[Data records for software interfaces]

++++++++++

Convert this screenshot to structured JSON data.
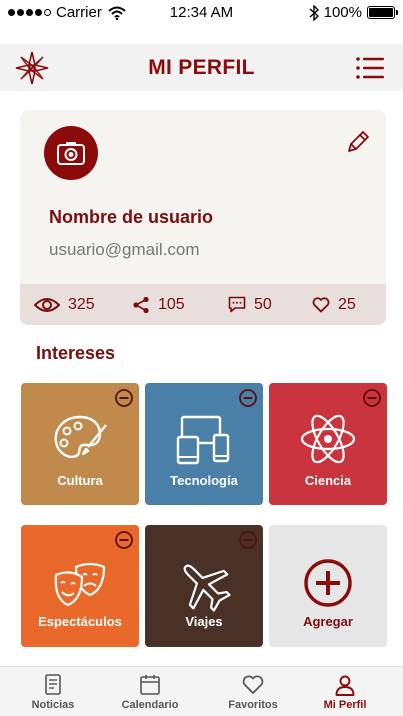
{
  "status_bar": {
    "carrier": "Carrier",
    "time": "12:34 AM",
    "battery": "100%",
    "signal_icon": "signal-dots-icon",
    "wifi_icon": "wifi-icon",
    "bluetooth_icon": "bluetooth-icon"
  },
  "nav": {
    "title": "MI PERFIL",
    "logo_icon": "compass-rose-icon",
    "menu_icon": "list-menu-icon"
  },
  "profile": {
    "username": "Nombre de usuario",
    "email": "usuario@gmail.com",
    "avatar_icon": "camera-icon",
    "edit_icon": "pencil-icon",
    "stats": [
      {
        "icon": "eye-icon",
        "value": "325"
      },
      {
        "icon": "share-icon",
        "value": "105"
      },
      {
        "icon": "comment-icon",
        "value": "50"
      },
      {
        "icon": "heart-icon",
        "value": "25"
      }
    ]
  },
  "interests": {
    "title": "Intereses",
    "items": [
      {
        "label": "Cultura",
        "icon": "palette-icon",
        "color": "#c08a4c"
      },
      {
        "label": "Tecnología",
        "icon": "devices-icon",
        "color": "#4a7fa8"
      },
      {
        "label": "Ciencia",
        "icon": "atom-icon",
        "color": "#c9343f"
      },
      {
        "label": "Espectáculos",
        "icon": "theater-masks-icon",
        "color": "#e8692a"
      },
      {
        "label": "Viajes",
        "icon": "airplane-icon",
        "color": "#4a3128"
      },
      {
        "label": "Agregar",
        "icon": "plus-circle-icon",
        "color": "#e6e6e6"
      }
    ]
  },
  "tabs": [
    {
      "label": "Noticias",
      "icon": "newspaper-icon",
      "active": false
    },
    {
      "label": "Calendario",
      "icon": "calendar-icon",
      "active": false
    },
    {
      "label": "Favoritos",
      "icon": "heart-icon",
      "active": false
    },
    {
      "label": "Mi Perfil",
      "icon": "user-icon",
      "active": true
    }
  ],
  "colors": {
    "brand": "#8b0b0b",
    "card_bg": "#f6f4f1",
    "stats_bg": "#e8dedb"
  }
}
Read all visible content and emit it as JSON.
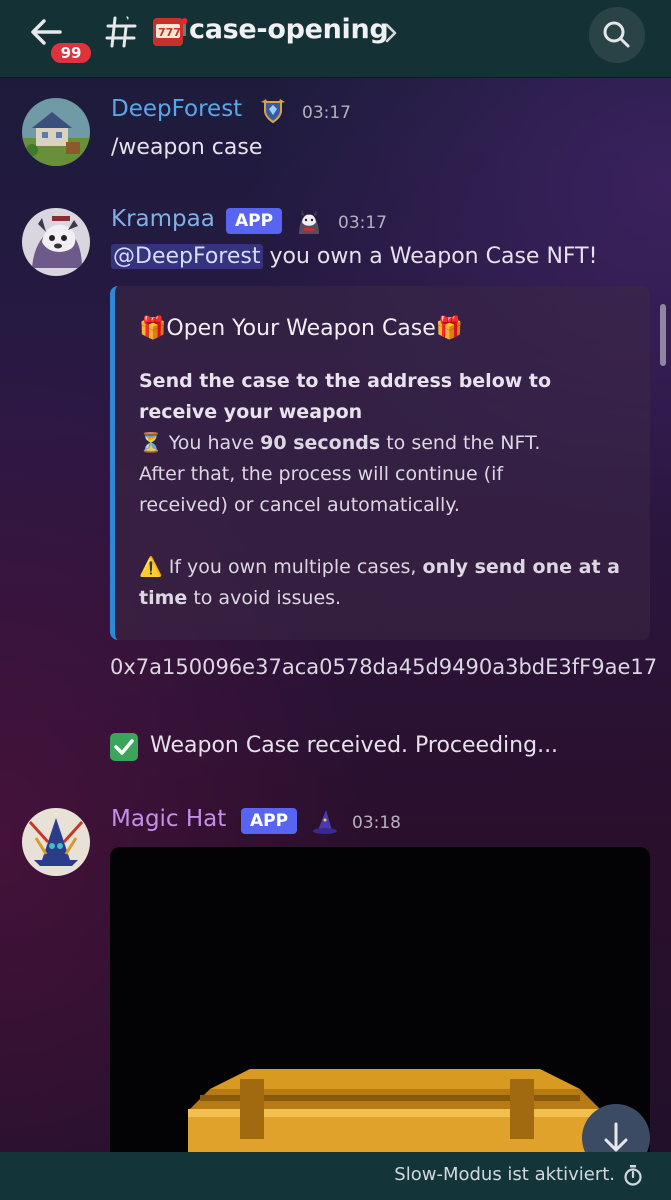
{
  "header": {
    "unread_badge": "99",
    "channel_name": "case-opening"
  },
  "messages": [
    {
      "username": "DeepForest",
      "username_color": "#5aa7e8",
      "time": "03:17",
      "text": "/weapon case"
    },
    {
      "username": "Krampaa",
      "username_color": "#7fb0e6",
      "app_tag": "APP",
      "time": "03:17",
      "mention": "@DeepForest",
      "text": " you own a Weapon Case NFT!",
      "embed": {
        "title": "🎁Open Your Weapon Case🎁",
        "bold_line": "Send the case to the address below to receive your weapon",
        "timer_prefix": "⏳ You have ",
        "timer_bold": "90 seconds",
        "timer_suffix": " to send the NFT.",
        "continue_line": "After that, the process will continue (if received) or cancel automatically.",
        "warning_prefix": "⚠️ If you own multiple cases, ",
        "warning_bold": "only send one at a time",
        "warning_suffix": " to avoid issues."
      },
      "address": "0x7a150096e37aca0578da45d9490a3bdE3fF9ae17",
      "status": "Weapon Case received. Proceeding..."
    },
    {
      "username": "Magic Hat",
      "username_color": "#c58fe8",
      "app_tag": "APP",
      "time": "03:18"
    }
  ],
  "footer": {
    "slow_mode": "Slow-Modus ist aktiviert."
  },
  "colors": {
    "header_bg": "#143236",
    "badge_red": "#e0323b",
    "app_tag_bg": "#5865f2",
    "embed_border": "#2f87d6",
    "success_green": "#3ba55c"
  },
  "icons": [
    "back-arrow-icon",
    "hash-icon",
    "slot-machine-icon",
    "chevron-right-icon",
    "search-icon",
    "shield-badge-icon",
    "husky-icon",
    "wizard-hat-icon",
    "check-icon",
    "arrow-down-icon",
    "timer-icon"
  ]
}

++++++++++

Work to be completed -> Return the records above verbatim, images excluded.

Answer box ->
Convert this screenshot to structured JSON data.
{
  "status_bar": {
    "carrier": "Carrier",
    "time": "12:34 AM",
    "battery": "100%",
    "signal_icon": "signal-dots-icon",
    "wifi_icon": "wifi-icon",
    "bluetooth_icon": "bluetooth-icon"
  },
  "nav": {
    "title": "MI PERFIL",
    "logo_icon": "compass-rose-icon",
    "menu_icon": "list-menu-icon"
  },
  "profile": {
    "username": "Nombre de usuario",
    "email": "usuario@gmail.com",
    "avatar_icon": "camera-icon",
    "edit_icon": "pencil-icon",
    "stats": [
      {
        "icon": "eye-icon",
        "value": "325"
      },
      {
        "icon": "share-icon",
        "value": "105"
      },
      {
        "icon": "comment-icon",
        "value": "50"
      },
      {
        "icon": "heart-icon",
        "value": "25"
      }
    ]
  },
  "interests": {
    "title": "Intereses",
    "items": [
      {
        "label": "Cultura",
        "icon": "palette-icon",
        "color": "#c08a4c"
      },
      {
        "label": "Tecnología",
        "icon": "devices-icon",
        "color": "#4a7fa8"
      },
      {
        "label": "Ciencia",
        "icon": "atom-icon",
        "color": "#c9343f"
      },
      {
        "label": "Espectáculos",
        "icon": "theater-masks-icon",
        "color": "#e8692a"
      },
      {
        "label": "Viajes",
        "icon": "airplane-icon",
        "color": "#4a3128"
      },
      {
        "label": "Agregar",
        "icon": "plus-circle-icon",
        "color": "#e6e6e6"
      }
    ]
  },
  "tabs": [
    {
      "label": "Noticias",
      "icon": "newspaper-icon",
      "active": false
    },
    {
      "label": "Calendario",
      "icon": "calendar-icon",
      "active": false
    },
    {
      "label": "Favoritos",
      "icon": "heart-icon",
      "active": false
    },
    {
      "label": "Mi Perfil",
      "icon": "user-icon",
      "active": true
    }
  ],
  "colors": {
    "brand": "#8b0b0b",
    "card_bg": "#f6f4f1",
    "stats_bg": "#e8dedb"
  }
}
Read all visible content and emit it as JSON.
{
  "header": {
    "unread_badge": "99",
    "channel_name": "case-opening"
  },
  "messages": [
    {
      "username": "DeepForest",
      "username_color": "#5aa7e8",
      "time": "03:17",
      "text": "/weapon case"
    },
    {
      "username": "Krampaa",
      "username_color": "#7fb0e6",
      "app_tag": "APP",
      "time": "03:17",
      "mention": "@DeepForest",
      "text": " you own a Weapon Case NFT!",
      "embed": {
        "title": "🎁Open Your Weapon Case🎁",
        "bold_line": "Send the case to the address below to receive your weapon",
        "timer_prefix": "⏳ You have ",
        "timer_bold": "90 seconds",
        "timer_suffix": " to send the NFT.",
        "continue_line": "After that, the process will continue (if received) or cancel automatically.",
        "warning_prefix": "⚠️ If you own multiple cases, ",
        "warning_bold": "only send one at a time",
        "warning_suffix": " to avoid issues."
      },
      "address": "0x7a150096e37aca0578da45d9490a3bdE3fF9ae17",
      "status": "Weapon Case received. Proceeding..."
    },
    {
      "username": "Magic Hat",
      "username_color": "#c58fe8",
      "app_tag": "APP",
      "time": "03:18"
    }
  ],
  "footer": {
    "slow_mode": "Slow-Modus ist aktiviert."
  },
  "colors": {
    "header_bg": "#143236",
    "badge_red": "#e0323b",
    "app_tag_bg": "#5865f2",
    "embed_border": "#2f87d6",
    "success_green": "#3ba55c"
  },
  "icons": [
    "back-arrow-icon",
    "hash-icon",
    "slot-machine-icon",
    "chevron-right-icon",
    "search-icon",
    "shield-badge-icon",
    "husky-icon",
    "wizard-hat-icon",
    "check-icon",
    "arrow-down-icon",
    "timer-icon"
  ]
}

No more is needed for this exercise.